■ YOUR INSTRUCTIONS: Your reply should hold only the lines from the records below where "JSON" occurs.

■ TASK INPUT:

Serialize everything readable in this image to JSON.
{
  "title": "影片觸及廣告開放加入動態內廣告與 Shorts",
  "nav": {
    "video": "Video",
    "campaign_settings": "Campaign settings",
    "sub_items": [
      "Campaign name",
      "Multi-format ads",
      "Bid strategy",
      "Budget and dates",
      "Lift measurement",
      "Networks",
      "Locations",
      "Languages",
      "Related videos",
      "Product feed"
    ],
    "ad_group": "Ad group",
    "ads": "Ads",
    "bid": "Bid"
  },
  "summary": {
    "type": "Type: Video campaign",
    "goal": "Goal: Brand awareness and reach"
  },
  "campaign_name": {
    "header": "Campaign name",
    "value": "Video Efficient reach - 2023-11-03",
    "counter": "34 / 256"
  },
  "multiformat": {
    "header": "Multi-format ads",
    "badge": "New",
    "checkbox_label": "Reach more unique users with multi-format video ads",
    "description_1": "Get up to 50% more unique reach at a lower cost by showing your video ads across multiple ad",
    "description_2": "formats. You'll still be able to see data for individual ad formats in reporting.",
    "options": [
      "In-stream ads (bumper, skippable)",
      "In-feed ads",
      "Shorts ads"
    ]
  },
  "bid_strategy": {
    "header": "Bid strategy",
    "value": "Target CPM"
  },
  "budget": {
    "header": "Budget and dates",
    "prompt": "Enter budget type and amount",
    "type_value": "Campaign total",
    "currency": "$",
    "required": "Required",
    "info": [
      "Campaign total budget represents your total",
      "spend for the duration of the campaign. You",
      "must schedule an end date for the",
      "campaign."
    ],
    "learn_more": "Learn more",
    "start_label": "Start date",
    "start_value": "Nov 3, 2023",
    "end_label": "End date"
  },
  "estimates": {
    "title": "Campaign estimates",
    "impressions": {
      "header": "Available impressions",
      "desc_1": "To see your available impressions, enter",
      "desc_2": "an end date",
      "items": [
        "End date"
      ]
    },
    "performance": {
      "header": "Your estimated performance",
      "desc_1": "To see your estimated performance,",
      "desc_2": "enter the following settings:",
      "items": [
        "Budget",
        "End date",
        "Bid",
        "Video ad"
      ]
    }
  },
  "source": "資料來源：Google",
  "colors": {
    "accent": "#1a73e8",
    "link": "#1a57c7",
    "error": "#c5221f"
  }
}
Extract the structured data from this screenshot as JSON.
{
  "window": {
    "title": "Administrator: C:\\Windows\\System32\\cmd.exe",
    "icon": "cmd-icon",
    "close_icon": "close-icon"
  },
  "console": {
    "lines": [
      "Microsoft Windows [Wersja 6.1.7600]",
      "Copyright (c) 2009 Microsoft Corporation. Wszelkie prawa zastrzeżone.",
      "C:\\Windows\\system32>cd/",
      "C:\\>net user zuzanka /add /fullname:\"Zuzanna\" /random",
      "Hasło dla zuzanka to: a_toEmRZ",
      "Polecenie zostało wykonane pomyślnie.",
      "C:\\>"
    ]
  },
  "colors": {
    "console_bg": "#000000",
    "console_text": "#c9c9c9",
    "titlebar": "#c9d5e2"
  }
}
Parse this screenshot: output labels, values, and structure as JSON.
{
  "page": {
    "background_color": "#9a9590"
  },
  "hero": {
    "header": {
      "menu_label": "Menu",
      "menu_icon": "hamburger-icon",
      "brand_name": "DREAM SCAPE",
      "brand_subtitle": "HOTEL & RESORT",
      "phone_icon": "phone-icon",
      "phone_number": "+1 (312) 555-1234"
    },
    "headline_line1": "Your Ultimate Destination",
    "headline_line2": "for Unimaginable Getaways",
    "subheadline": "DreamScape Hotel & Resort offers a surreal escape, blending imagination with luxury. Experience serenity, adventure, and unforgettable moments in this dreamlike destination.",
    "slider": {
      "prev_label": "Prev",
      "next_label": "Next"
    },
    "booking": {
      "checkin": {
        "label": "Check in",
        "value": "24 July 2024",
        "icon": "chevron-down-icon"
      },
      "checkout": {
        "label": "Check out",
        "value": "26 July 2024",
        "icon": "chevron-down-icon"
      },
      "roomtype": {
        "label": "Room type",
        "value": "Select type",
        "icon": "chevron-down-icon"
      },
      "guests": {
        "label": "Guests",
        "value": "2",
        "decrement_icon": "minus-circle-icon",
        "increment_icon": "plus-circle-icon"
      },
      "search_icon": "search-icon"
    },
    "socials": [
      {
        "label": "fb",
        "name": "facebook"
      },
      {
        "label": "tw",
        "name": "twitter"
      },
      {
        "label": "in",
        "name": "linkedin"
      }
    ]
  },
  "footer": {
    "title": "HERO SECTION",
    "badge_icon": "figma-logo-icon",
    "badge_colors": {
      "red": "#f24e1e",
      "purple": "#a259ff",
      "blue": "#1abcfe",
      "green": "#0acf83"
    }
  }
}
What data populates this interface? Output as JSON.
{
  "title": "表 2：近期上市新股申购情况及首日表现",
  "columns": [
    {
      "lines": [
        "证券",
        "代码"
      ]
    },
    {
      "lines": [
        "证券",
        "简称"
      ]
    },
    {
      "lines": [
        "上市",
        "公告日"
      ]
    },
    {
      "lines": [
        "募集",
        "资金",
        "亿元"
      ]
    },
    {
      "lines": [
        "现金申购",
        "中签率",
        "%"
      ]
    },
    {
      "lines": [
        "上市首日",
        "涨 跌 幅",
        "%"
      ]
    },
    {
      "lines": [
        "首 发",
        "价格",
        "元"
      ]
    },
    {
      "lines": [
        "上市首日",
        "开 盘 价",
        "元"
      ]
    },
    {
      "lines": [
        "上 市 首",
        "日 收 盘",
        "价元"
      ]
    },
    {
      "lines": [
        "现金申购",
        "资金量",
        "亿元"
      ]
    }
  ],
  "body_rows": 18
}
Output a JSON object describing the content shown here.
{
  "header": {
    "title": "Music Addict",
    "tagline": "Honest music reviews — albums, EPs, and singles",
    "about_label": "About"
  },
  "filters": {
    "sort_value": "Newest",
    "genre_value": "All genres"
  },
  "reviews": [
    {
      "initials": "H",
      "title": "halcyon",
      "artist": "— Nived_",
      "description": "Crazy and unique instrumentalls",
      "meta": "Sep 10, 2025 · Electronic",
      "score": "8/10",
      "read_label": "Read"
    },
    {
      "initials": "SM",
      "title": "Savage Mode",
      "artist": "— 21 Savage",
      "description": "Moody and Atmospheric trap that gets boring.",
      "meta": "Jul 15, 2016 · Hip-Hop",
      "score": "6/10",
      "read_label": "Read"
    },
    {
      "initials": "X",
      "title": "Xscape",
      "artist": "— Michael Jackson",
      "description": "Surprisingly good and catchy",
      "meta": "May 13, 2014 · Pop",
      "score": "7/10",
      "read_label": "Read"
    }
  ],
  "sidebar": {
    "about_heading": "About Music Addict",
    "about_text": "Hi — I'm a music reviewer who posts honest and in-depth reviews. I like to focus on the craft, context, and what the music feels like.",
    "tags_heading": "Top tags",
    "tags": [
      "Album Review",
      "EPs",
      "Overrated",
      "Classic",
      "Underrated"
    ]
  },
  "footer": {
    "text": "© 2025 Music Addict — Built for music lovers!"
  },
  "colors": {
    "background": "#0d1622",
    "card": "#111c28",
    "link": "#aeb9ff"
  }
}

■ OUTPUT:
Serialize everything readable in this image to JSON.
Extract the structured data from this screenshot as JSON.
Parse this screenshot: output labels, values, and structure as JSON.
What data populates this interface? Output as JSON.
Output a JSON object describing the content shown here.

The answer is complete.